Aim of the task ▸ Would you please restate every record exactly as written?

Supplied information ▸
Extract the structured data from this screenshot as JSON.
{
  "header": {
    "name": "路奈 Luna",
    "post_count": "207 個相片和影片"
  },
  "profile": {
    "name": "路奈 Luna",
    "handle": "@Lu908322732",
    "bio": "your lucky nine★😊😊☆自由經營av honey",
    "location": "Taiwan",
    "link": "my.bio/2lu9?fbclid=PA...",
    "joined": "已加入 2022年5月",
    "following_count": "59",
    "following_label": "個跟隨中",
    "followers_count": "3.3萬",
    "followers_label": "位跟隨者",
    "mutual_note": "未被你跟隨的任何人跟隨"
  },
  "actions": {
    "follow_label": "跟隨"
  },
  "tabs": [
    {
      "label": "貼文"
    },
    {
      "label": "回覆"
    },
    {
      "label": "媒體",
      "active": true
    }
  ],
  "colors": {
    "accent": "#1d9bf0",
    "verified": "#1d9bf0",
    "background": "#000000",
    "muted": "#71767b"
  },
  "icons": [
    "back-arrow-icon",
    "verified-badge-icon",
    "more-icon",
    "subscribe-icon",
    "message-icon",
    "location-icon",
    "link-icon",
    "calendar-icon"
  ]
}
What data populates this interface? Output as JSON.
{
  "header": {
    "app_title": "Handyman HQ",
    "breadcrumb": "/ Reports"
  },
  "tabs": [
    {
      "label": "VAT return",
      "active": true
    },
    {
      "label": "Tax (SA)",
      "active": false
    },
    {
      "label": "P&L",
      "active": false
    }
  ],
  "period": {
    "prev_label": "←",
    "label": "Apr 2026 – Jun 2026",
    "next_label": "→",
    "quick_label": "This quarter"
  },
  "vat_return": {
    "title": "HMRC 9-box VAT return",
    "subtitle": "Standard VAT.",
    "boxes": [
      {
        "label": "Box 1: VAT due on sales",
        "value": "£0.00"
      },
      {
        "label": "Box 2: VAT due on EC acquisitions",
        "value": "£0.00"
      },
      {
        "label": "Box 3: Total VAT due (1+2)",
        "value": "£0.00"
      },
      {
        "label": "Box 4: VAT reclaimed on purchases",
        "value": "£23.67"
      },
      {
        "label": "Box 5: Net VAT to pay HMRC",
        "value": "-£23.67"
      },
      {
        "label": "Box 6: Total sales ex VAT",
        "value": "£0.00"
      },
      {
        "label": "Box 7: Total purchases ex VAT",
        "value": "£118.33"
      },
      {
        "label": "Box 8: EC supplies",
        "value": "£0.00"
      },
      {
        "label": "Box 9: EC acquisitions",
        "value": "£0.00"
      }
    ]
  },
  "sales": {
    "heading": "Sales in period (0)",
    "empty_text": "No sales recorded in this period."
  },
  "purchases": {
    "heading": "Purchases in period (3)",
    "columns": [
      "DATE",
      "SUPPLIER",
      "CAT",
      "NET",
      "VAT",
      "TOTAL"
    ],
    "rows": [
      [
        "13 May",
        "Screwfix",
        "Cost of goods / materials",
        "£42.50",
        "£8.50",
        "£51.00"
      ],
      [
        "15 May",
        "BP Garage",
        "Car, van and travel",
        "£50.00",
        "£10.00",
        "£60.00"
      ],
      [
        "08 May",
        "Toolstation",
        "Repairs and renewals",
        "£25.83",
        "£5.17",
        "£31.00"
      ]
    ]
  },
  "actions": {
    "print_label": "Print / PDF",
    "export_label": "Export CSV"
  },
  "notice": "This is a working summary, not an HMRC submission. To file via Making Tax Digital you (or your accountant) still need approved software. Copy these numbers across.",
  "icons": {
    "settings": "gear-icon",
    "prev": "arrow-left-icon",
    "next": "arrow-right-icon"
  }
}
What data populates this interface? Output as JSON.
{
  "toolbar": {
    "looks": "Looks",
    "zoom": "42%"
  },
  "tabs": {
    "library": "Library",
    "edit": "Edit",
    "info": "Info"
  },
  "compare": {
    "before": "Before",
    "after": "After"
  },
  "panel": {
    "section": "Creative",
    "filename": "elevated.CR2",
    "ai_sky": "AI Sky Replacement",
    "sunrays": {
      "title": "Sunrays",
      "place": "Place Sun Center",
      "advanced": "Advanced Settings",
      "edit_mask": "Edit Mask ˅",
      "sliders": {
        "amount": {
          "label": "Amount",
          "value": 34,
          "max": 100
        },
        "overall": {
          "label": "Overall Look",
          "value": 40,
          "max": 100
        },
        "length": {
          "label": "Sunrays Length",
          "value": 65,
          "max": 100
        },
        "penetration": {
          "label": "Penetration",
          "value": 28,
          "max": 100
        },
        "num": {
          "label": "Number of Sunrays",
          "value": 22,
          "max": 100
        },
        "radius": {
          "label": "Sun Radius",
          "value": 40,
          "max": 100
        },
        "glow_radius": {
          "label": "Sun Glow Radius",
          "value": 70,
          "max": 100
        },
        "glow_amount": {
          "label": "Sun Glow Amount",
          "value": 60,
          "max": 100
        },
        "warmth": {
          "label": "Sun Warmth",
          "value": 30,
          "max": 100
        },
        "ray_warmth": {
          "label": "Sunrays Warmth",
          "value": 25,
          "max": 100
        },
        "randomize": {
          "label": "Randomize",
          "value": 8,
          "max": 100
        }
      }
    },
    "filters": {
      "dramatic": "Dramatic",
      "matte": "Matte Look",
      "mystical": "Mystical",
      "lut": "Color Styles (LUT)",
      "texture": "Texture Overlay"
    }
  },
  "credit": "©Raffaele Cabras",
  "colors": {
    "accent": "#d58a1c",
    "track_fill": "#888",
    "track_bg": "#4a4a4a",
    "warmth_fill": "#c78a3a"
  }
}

Solution to this task ▸
Extract the structured data from this screenshot as JSON.
{
  "header": {
    "name": "路奈 Luna",
    "post_count": "207 個相片和影片"
  },
  "profile": {
    "name": "路奈 Luna",
    "handle": "@Lu908322732",
    "bio": "your lucky nine★😊😊☆自由經營av honey",
    "location": "Taiwan",
    "link": "my.bio/2lu9?fbclid=PA...",
    "joined": "已加入 2022年5月",
    "following_count": "59",
    "following_label": "個跟隨中",
    "followers_count": "3.3萬",
    "followers_label": "位跟隨者",
    "mutual_note": "未被你跟隨的任何人跟隨"
  },
  "actions": {
    "follow_label": "跟隨"
  },
  "tabs": [
    {
      "label": "貼文"
    },
    {
      "label": "回覆"
    },
    {
      "label": "媒體",
      "active": true
    }
  ],
  "colors": {
    "accent": "#1d9bf0",
    "verified": "#1d9bf0",
    "background": "#000000",
    "muted": "#71767b"
  },
  "icons": [
    "back-arrow-icon",
    "verified-badge-icon",
    "more-icon",
    "subscribe-icon",
    "message-icon",
    "location-icon",
    "link-icon",
    "calendar-icon"
  ]
}
What data populates this interface? Output as JSON.
{
  "header": {
    "app_title": "Handyman HQ",
    "breadcrumb": "/ Reports"
  },
  "tabs": [
    {
      "label": "VAT return",
      "active": true
    },
    {
      "label": "Tax (SA)",
      "active": false
    },
    {
      "label": "P&L",
      "active": false
    }
  ],
  "period": {
    "prev_label": "←",
    "label": "Apr 2026 – Jun 2026",
    "next_label": "→",
    "quick_label": "This quarter"
  },
  "vat_return": {
    "title": "HMRC 9-box VAT return",
    "subtitle": "Standard VAT.",
    "boxes": [
      {
        "label": "Box 1: VAT due on sales",
        "value": "£0.00"
      },
      {
        "label": "Box 2: VAT due on EC acquisitions",
        "value": "£0.00"
      },
      {
        "label": "Box 3: Total VAT due (1+2)",
        "value": "£0.00"
      },
      {
        "label": "Box 4: VAT reclaimed on purchases",
        "value": "£23.67"
      },
      {
        "label": "Box 5: Net VAT to pay HMRC",
        "value": "-£23.67"
      },
      {
        "label": "Box 6: Total sales ex VAT",
        "value": "£0.00"
      },
      {
        "label": "Box 7: Total purchases ex VAT",
        "value": "£118.33"
      },
      {
        "label": "Box 8: EC supplies",
        "value": "£0.00"
      },
      {
        "label": "Box 9: EC acquisitions",
        "value": "£0.00"
      }
    ]
  },
  "sales": {
    "heading": "Sales in period (0)",
    "empty_text": "No sales recorded in this period."
  },
  "purchases": {
    "heading": "Purchases in period (3)",
    "columns": [
      "DATE",
      "SUPPLIER",
      "CAT",
      "NET",
      "VAT",
      "TOTAL"
    ],
    "rows": [
      [
        "13 May",
        "Screwfix",
        "Cost of goods / materials",
        "£42.50",
        "£8.50",
        "£51.00"
      ],
      [
        "15 May",
        "BP Garage",
        "Car, van and travel",
        "£50.00",
        "£10.00",
        "£60.00"
      ],
      [
        "08 May",
        "Toolstation",
        "Repairs and renewals",
        "£25.83",
        "£5.17",
        "£31.00"
      ]
    ]
  },
  "actions": {
    "print_label": "Print / PDF",
    "export_label": "Export CSV"
  },
  "notice": "This is a working summary, not an HMRC submission. To file via Making Tax Digital you (or your accountant) still need approved software. Copy these numbers across.",
  "icons": {
    "settings": "gear-icon",
    "prev": "arrow-left-icon",
    "next": "arrow-right-icon"
  }
}
What data populates this interface? Output as JSON.
{
  "toolbar": {
    "looks": "Looks",
    "zoom": "42%"
  },
  "tabs": {
    "library": "Library",
    "edit": "Edit",
    "info": "Info"
  },
  "compare": {
    "before": "Before",
    "after": "After"
  },
  "panel": {
    "section": "Creative",
    "filename": "elevated.CR2",
    "ai_sky": "AI Sky Replacement",
    "sunrays": {
      "title": "Sunrays",
      "place": "Place Sun Center",
      "advanced": "Advanced Settings",
      "edit_mask": "Edit Mask ˅",
      "sliders": {
        "amount": {
          "label": "Amount",
          "value": 34,
          "max": 100
        },
        "overall": {
          "label": "Overall Look",
          "value": 40,
          "max": 100
        },
        "length": {
          "label": "Sunrays Length",
          "value": 65,
          "max": 100
        },
        "penetration": {
          "label": "Penetration",
          "value": 28,
          "max": 100
        },
        "num": {
          "label": "Number of Sunrays",
          "value": 22,
          "max": 100
        },
        "radius": {
          "label": "Sun Radius",
          "value": 40,
          "max": 100
        },
        "glow_radius": {
          "label": "Sun Glow Radius",
          "value": 70,
          "max": 100
        },
        "glow_amount": {
          "label": "Sun Glow Amount",
          "value": 60,
          "max": 100
        },
        "warmth": {
          "label": "Sun Warmth",
          "value": 30,
          "max": 100
        },
        "ray_warmth": {
          "label": "Sunrays Warmth",
          "value": 25,
          "max": 100
        },
        "randomize": {
          "label": "Randomize",
          "value": 8,
          "max": 100
        }
      }
    },
    "filters": {
      "dramatic": "Dramatic",
      "matte": "Matte Look",
      "mystical": "Mystical",
      "lut": "Color Styles (LUT)",
      "texture": "Texture Overlay"
    }
  },
  "credit": "©Raffaele Cabras",
  "colors": {
    "accent": "#d58a1c",
    "track_fill": "#888",
    "track_bg": "#4a4a4a",
    "warmth_fill": "#c78a3a"
  }
}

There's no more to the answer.